RECORD SET.
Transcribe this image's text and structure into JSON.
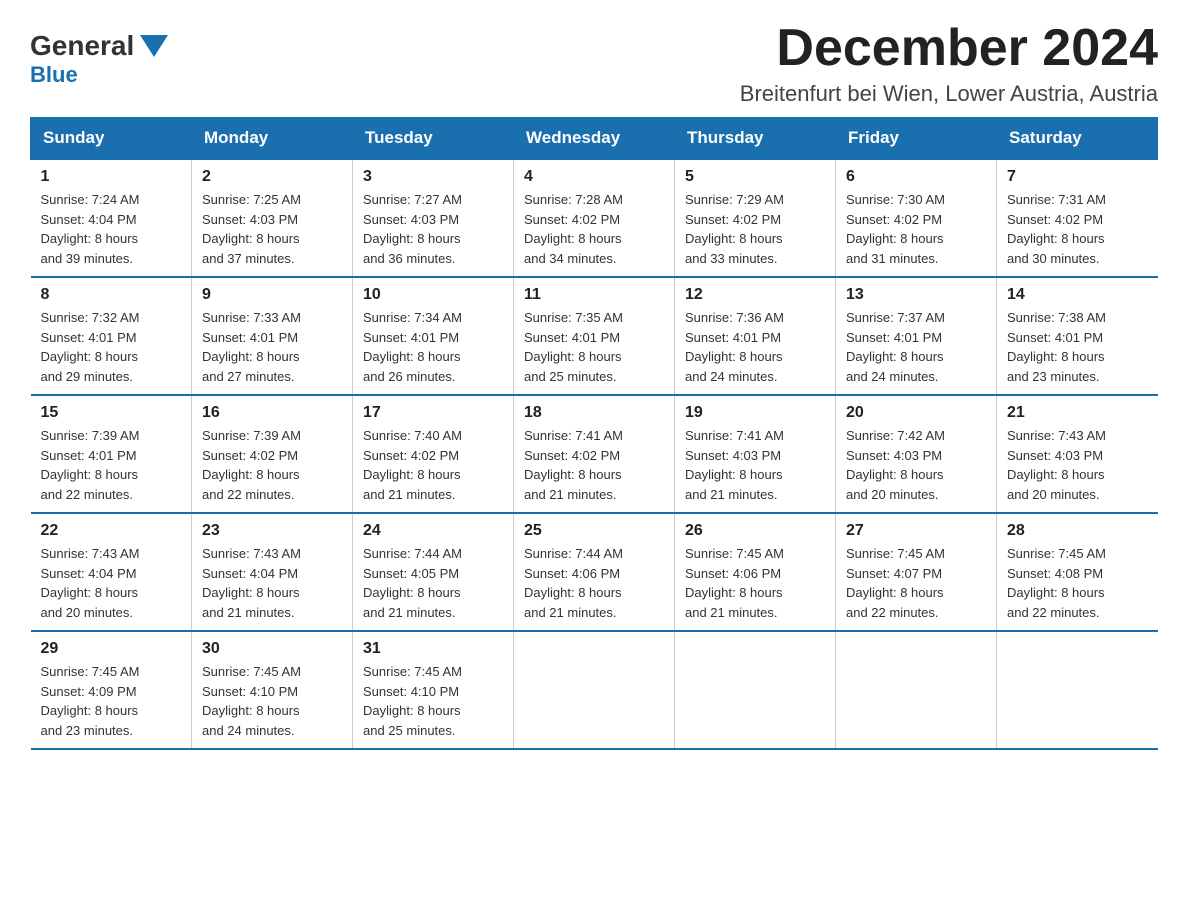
{
  "header": {
    "logo_general": "General",
    "logo_blue": "Blue",
    "month_year": "December 2024",
    "location": "Breitenfurt bei Wien, Lower Austria, Austria"
  },
  "weekdays": [
    "Sunday",
    "Monday",
    "Tuesday",
    "Wednesday",
    "Thursday",
    "Friday",
    "Saturday"
  ],
  "weeks": [
    [
      {
        "day": "1",
        "sunrise": "7:24 AM",
        "sunset": "4:04 PM",
        "daylight": "8 hours and 39 minutes."
      },
      {
        "day": "2",
        "sunrise": "7:25 AM",
        "sunset": "4:03 PM",
        "daylight": "8 hours and 37 minutes."
      },
      {
        "day": "3",
        "sunrise": "7:27 AM",
        "sunset": "4:03 PM",
        "daylight": "8 hours and 36 minutes."
      },
      {
        "day": "4",
        "sunrise": "7:28 AM",
        "sunset": "4:02 PM",
        "daylight": "8 hours and 34 minutes."
      },
      {
        "day": "5",
        "sunrise": "7:29 AM",
        "sunset": "4:02 PM",
        "daylight": "8 hours and 33 minutes."
      },
      {
        "day": "6",
        "sunrise": "7:30 AM",
        "sunset": "4:02 PM",
        "daylight": "8 hours and 31 minutes."
      },
      {
        "day": "7",
        "sunrise": "7:31 AM",
        "sunset": "4:02 PM",
        "daylight": "8 hours and 30 minutes."
      }
    ],
    [
      {
        "day": "8",
        "sunrise": "7:32 AM",
        "sunset": "4:01 PM",
        "daylight": "8 hours and 29 minutes."
      },
      {
        "day": "9",
        "sunrise": "7:33 AM",
        "sunset": "4:01 PM",
        "daylight": "8 hours and 27 minutes."
      },
      {
        "day": "10",
        "sunrise": "7:34 AM",
        "sunset": "4:01 PM",
        "daylight": "8 hours and 26 minutes."
      },
      {
        "day": "11",
        "sunrise": "7:35 AM",
        "sunset": "4:01 PM",
        "daylight": "8 hours and 25 minutes."
      },
      {
        "day": "12",
        "sunrise": "7:36 AM",
        "sunset": "4:01 PM",
        "daylight": "8 hours and 24 minutes."
      },
      {
        "day": "13",
        "sunrise": "7:37 AM",
        "sunset": "4:01 PM",
        "daylight": "8 hours and 24 minutes."
      },
      {
        "day": "14",
        "sunrise": "7:38 AM",
        "sunset": "4:01 PM",
        "daylight": "8 hours and 23 minutes."
      }
    ],
    [
      {
        "day": "15",
        "sunrise": "7:39 AM",
        "sunset": "4:01 PM",
        "daylight": "8 hours and 22 minutes."
      },
      {
        "day": "16",
        "sunrise": "7:39 AM",
        "sunset": "4:02 PM",
        "daylight": "8 hours and 22 minutes."
      },
      {
        "day": "17",
        "sunrise": "7:40 AM",
        "sunset": "4:02 PM",
        "daylight": "8 hours and 21 minutes."
      },
      {
        "day": "18",
        "sunrise": "7:41 AM",
        "sunset": "4:02 PM",
        "daylight": "8 hours and 21 minutes."
      },
      {
        "day": "19",
        "sunrise": "7:41 AM",
        "sunset": "4:03 PM",
        "daylight": "8 hours and 21 minutes."
      },
      {
        "day": "20",
        "sunrise": "7:42 AM",
        "sunset": "4:03 PM",
        "daylight": "8 hours and 20 minutes."
      },
      {
        "day": "21",
        "sunrise": "7:43 AM",
        "sunset": "4:03 PM",
        "daylight": "8 hours and 20 minutes."
      }
    ],
    [
      {
        "day": "22",
        "sunrise": "7:43 AM",
        "sunset": "4:04 PM",
        "daylight": "8 hours and 20 minutes."
      },
      {
        "day": "23",
        "sunrise": "7:43 AM",
        "sunset": "4:04 PM",
        "daylight": "8 hours and 21 minutes."
      },
      {
        "day": "24",
        "sunrise": "7:44 AM",
        "sunset": "4:05 PM",
        "daylight": "8 hours and 21 minutes."
      },
      {
        "day": "25",
        "sunrise": "7:44 AM",
        "sunset": "4:06 PM",
        "daylight": "8 hours and 21 minutes."
      },
      {
        "day": "26",
        "sunrise": "7:45 AM",
        "sunset": "4:06 PM",
        "daylight": "8 hours and 21 minutes."
      },
      {
        "day": "27",
        "sunrise": "7:45 AM",
        "sunset": "4:07 PM",
        "daylight": "8 hours and 22 minutes."
      },
      {
        "day": "28",
        "sunrise": "7:45 AM",
        "sunset": "4:08 PM",
        "daylight": "8 hours and 22 minutes."
      }
    ],
    [
      {
        "day": "29",
        "sunrise": "7:45 AM",
        "sunset": "4:09 PM",
        "daylight": "8 hours and 23 minutes."
      },
      {
        "day": "30",
        "sunrise": "7:45 AM",
        "sunset": "4:10 PM",
        "daylight": "8 hours and 24 minutes."
      },
      {
        "day": "31",
        "sunrise": "7:45 AM",
        "sunset": "4:10 PM",
        "daylight": "8 hours and 25 minutes."
      },
      null,
      null,
      null,
      null
    ]
  ],
  "labels": {
    "sunrise": "Sunrise:",
    "sunset": "Sunset:",
    "daylight": "Daylight:"
  }
}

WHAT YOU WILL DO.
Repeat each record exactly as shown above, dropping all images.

PROBLEM SOLUTION.
Transcribe this image's text and structure into JSON.
{
  "header": {
    "logo_general": "General",
    "logo_blue": "Blue",
    "month_year": "December 2024",
    "location": "Breitenfurt bei Wien, Lower Austria, Austria"
  },
  "weekdays": [
    "Sunday",
    "Monday",
    "Tuesday",
    "Wednesday",
    "Thursday",
    "Friday",
    "Saturday"
  ],
  "weeks": [
    [
      {
        "day": "1",
        "sunrise": "7:24 AM",
        "sunset": "4:04 PM",
        "daylight": "8 hours and 39 minutes."
      },
      {
        "day": "2",
        "sunrise": "7:25 AM",
        "sunset": "4:03 PM",
        "daylight": "8 hours and 37 minutes."
      },
      {
        "day": "3",
        "sunrise": "7:27 AM",
        "sunset": "4:03 PM",
        "daylight": "8 hours and 36 minutes."
      },
      {
        "day": "4",
        "sunrise": "7:28 AM",
        "sunset": "4:02 PM",
        "daylight": "8 hours and 34 minutes."
      },
      {
        "day": "5",
        "sunrise": "7:29 AM",
        "sunset": "4:02 PM",
        "daylight": "8 hours and 33 minutes."
      },
      {
        "day": "6",
        "sunrise": "7:30 AM",
        "sunset": "4:02 PM",
        "daylight": "8 hours and 31 minutes."
      },
      {
        "day": "7",
        "sunrise": "7:31 AM",
        "sunset": "4:02 PM",
        "daylight": "8 hours and 30 minutes."
      }
    ],
    [
      {
        "day": "8",
        "sunrise": "7:32 AM",
        "sunset": "4:01 PM",
        "daylight": "8 hours and 29 minutes."
      },
      {
        "day": "9",
        "sunrise": "7:33 AM",
        "sunset": "4:01 PM",
        "daylight": "8 hours and 27 minutes."
      },
      {
        "day": "10",
        "sunrise": "7:34 AM",
        "sunset": "4:01 PM",
        "daylight": "8 hours and 26 minutes."
      },
      {
        "day": "11",
        "sunrise": "7:35 AM",
        "sunset": "4:01 PM",
        "daylight": "8 hours and 25 minutes."
      },
      {
        "day": "12",
        "sunrise": "7:36 AM",
        "sunset": "4:01 PM",
        "daylight": "8 hours and 24 minutes."
      },
      {
        "day": "13",
        "sunrise": "7:37 AM",
        "sunset": "4:01 PM",
        "daylight": "8 hours and 24 minutes."
      },
      {
        "day": "14",
        "sunrise": "7:38 AM",
        "sunset": "4:01 PM",
        "daylight": "8 hours and 23 minutes."
      }
    ],
    [
      {
        "day": "15",
        "sunrise": "7:39 AM",
        "sunset": "4:01 PM",
        "daylight": "8 hours and 22 minutes."
      },
      {
        "day": "16",
        "sunrise": "7:39 AM",
        "sunset": "4:02 PM",
        "daylight": "8 hours and 22 minutes."
      },
      {
        "day": "17",
        "sunrise": "7:40 AM",
        "sunset": "4:02 PM",
        "daylight": "8 hours and 21 minutes."
      },
      {
        "day": "18",
        "sunrise": "7:41 AM",
        "sunset": "4:02 PM",
        "daylight": "8 hours and 21 minutes."
      },
      {
        "day": "19",
        "sunrise": "7:41 AM",
        "sunset": "4:03 PM",
        "daylight": "8 hours and 21 minutes."
      },
      {
        "day": "20",
        "sunrise": "7:42 AM",
        "sunset": "4:03 PM",
        "daylight": "8 hours and 20 minutes."
      },
      {
        "day": "21",
        "sunrise": "7:43 AM",
        "sunset": "4:03 PM",
        "daylight": "8 hours and 20 minutes."
      }
    ],
    [
      {
        "day": "22",
        "sunrise": "7:43 AM",
        "sunset": "4:04 PM",
        "daylight": "8 hours and 20 minutes."
      },
      {
        "day": "23",
        "sunrise": "7:43 AM",
        "sunset": "4:04 PM",
        "daylight": "8 hours and 21 minutes."
      },
      {
        "day": "24",
        "sunrise": "7:44 AM",
        "sunset": "4:05 PM",
        "daylight": "8 hours and 21 minutes."
      },
      {
        "day": "25",
        "sunrise": "7:44 AM",
        "sunset": "4:06 PM",
        "daylight": "8 hours and 21 minutes."
      },
      {
        "day": "26",
        "sunrise": "7:45 AM",
        "sunset": "4:06 PM",
        "daylight": "8 hours and 21 minutes."
      },
      {
        "day": "27",
        "sunrise": "7:45 AM",
        "sunset": "4:07 PM",
        "daylight": "8 hours and 22 minutes."
      },
      {
        "day": "28",
        "sunrise": "7:45 AM",
        "sunset": "4:08 PM",
        "daylight": "8 hours and 22 minutes."
      }
    ],
    [
      {
        "day": "29",
        "sunrise": "7:45 AM",
        "sunset": "4:09 PM",
        "daylight": "8 hours and 23 minutes."
      },
      {
        "day": "30",
        "sunrise": "7:45 AM",
        "sunset": "4:10 PM",
        "daylight": "8 hours and 24 minutes."
      },
      {
        "day": "31",
        "sunrise": "7:45 AM",
        "sunset": "4:10 PM",
        "daylight": "8 hours and 25 minutes."
      },
      null,
      null,
      null,
      null
    ]
  ],
  "labels": {
    "sunrise": "Sunrise:",
    "sunset": "Sunset:",
    "daylight": "Daylight:"
  }
}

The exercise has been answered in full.